Personnel Records Center Temporarily Halts Operations

Government building
Photo by: National Archives

The National Personnel Records Center in St. Louis, Missouri, has been closed to the public since March and is now temporarily shutting down most of its remaining operations because of increased COVID-19 spread in the area. 

There is no prediction for when full operations might resume. “The NPRC will be operating at various degrees of reduced on-site capacity until the public health emergency has ended,” the center says in a statement.  

This action slows but does not completely halt activity on veterans’ claims that often require proof found in military records.  

“We will continue servicing emergency requests associated with medical treatments, burials, and homeless veterans trying to gain admittance to a homeless shelter,” the center said in a statement on its website. “Please refrain from submitting non-emergency requests such as replacement medals, administrative corrections, or records research until we return to pre-COVID staffing levels.” 

“We will maintain a small on-site staff who will respond only to emergency requests, such as those involving requests to support burial honors for deceased veterans; life-threatening medical emergencies; requests from homeless shelters seeking to gain admittance of a homeless veteran; and comparable emergencies,” the center says. “If you have such an emergency, you must complete Standard Form 180, Request Pertaining to Military Records, and fax a signed copy to (314) 801-0764.” 

While NPRC continues to provide military records to determine eligibility for burial in national cemeteries, the Department of Veterans Affairs’ National Cemetery Authority reports delays in obtaining needed records. “At this time, NPRC is working with NCA to identify records related to casketed interment requests,” the VA says in a statement. “Once NPRC can resume normal operations, NCA will then request records for cremated interments.” 

Eligibility for burial may often be determined without needing assistance from the records center, the VA says. 

The records center said it does not have much choice in the partial shutdown.

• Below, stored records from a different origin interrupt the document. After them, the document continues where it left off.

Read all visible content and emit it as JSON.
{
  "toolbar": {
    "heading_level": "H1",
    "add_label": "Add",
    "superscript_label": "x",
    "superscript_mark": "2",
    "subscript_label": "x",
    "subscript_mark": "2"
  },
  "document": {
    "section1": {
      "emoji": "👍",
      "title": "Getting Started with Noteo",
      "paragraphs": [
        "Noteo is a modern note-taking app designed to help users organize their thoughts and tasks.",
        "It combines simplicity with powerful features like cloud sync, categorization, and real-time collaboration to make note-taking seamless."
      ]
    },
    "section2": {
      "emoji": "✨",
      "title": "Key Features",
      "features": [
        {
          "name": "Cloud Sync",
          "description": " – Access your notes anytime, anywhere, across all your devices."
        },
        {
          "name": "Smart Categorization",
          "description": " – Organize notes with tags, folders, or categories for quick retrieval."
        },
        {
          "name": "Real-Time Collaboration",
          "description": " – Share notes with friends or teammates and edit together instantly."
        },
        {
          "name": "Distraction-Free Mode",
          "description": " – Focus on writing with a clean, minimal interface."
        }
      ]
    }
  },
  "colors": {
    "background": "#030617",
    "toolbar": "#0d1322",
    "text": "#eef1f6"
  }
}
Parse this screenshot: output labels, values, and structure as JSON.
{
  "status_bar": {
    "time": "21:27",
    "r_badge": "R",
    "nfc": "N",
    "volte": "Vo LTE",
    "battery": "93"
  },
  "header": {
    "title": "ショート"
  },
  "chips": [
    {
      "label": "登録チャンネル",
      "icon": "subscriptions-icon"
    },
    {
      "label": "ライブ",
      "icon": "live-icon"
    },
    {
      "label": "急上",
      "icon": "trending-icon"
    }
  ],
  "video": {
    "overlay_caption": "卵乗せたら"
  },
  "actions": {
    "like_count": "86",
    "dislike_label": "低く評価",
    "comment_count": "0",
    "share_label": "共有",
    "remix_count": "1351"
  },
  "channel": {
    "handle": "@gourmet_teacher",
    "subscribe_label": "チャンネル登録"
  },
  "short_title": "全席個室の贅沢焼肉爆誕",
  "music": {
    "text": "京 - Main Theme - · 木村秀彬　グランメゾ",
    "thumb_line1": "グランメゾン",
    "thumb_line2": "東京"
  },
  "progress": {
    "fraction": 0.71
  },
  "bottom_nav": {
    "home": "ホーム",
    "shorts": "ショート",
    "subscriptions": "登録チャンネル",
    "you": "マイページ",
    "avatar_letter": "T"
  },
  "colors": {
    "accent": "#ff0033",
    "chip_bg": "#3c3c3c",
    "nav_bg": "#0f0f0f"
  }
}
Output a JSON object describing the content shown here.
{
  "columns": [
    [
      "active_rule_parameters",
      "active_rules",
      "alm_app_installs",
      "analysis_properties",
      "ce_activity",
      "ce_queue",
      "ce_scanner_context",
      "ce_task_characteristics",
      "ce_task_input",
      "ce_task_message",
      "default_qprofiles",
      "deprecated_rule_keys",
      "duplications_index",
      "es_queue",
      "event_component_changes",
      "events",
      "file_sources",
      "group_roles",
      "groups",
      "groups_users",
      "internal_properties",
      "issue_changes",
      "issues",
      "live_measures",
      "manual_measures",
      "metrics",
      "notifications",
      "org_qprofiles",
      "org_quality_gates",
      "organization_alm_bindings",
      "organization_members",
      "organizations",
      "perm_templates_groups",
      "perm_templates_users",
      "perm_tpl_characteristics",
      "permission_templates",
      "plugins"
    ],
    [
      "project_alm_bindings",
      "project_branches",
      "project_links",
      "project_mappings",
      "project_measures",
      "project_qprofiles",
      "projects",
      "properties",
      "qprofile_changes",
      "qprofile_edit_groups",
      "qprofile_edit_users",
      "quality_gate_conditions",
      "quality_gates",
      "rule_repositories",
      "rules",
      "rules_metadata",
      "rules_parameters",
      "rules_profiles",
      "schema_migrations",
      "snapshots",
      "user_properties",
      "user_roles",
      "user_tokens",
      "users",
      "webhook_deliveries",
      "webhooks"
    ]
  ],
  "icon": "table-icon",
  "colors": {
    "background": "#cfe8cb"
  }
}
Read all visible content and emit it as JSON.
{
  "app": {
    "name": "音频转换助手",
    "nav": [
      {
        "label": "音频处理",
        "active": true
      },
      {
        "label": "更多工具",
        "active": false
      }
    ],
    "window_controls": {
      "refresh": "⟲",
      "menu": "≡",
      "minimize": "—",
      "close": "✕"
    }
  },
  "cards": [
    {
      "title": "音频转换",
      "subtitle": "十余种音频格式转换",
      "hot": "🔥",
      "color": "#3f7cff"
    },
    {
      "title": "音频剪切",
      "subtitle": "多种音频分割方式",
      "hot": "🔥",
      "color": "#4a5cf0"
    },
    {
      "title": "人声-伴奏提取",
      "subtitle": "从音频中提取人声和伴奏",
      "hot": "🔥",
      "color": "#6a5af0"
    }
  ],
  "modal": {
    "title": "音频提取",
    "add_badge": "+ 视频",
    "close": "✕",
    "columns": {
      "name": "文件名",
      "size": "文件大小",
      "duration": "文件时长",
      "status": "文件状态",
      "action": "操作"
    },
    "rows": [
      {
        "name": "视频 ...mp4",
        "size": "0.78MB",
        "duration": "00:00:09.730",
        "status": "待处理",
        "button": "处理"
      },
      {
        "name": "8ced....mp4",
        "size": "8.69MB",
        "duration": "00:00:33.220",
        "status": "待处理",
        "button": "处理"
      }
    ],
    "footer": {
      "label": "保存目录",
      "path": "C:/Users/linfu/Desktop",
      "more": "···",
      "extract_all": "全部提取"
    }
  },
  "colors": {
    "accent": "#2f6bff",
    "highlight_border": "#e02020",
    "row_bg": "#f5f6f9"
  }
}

The facility “is located in an area which has one of the highest per capita rates of confirmed COVID-19 cases in St. Louis County,” a records center statement says. “It employs nearly 1,000 federal employees and contractors from multiple agencies, working in densely populated office space. Cubicles are in close proximity to each other; work processes require frequent, close interactions with coworkers; and the servicing of most requests requires access to over 60 million paper records that are stored on-site and unable to be accessed remotely.”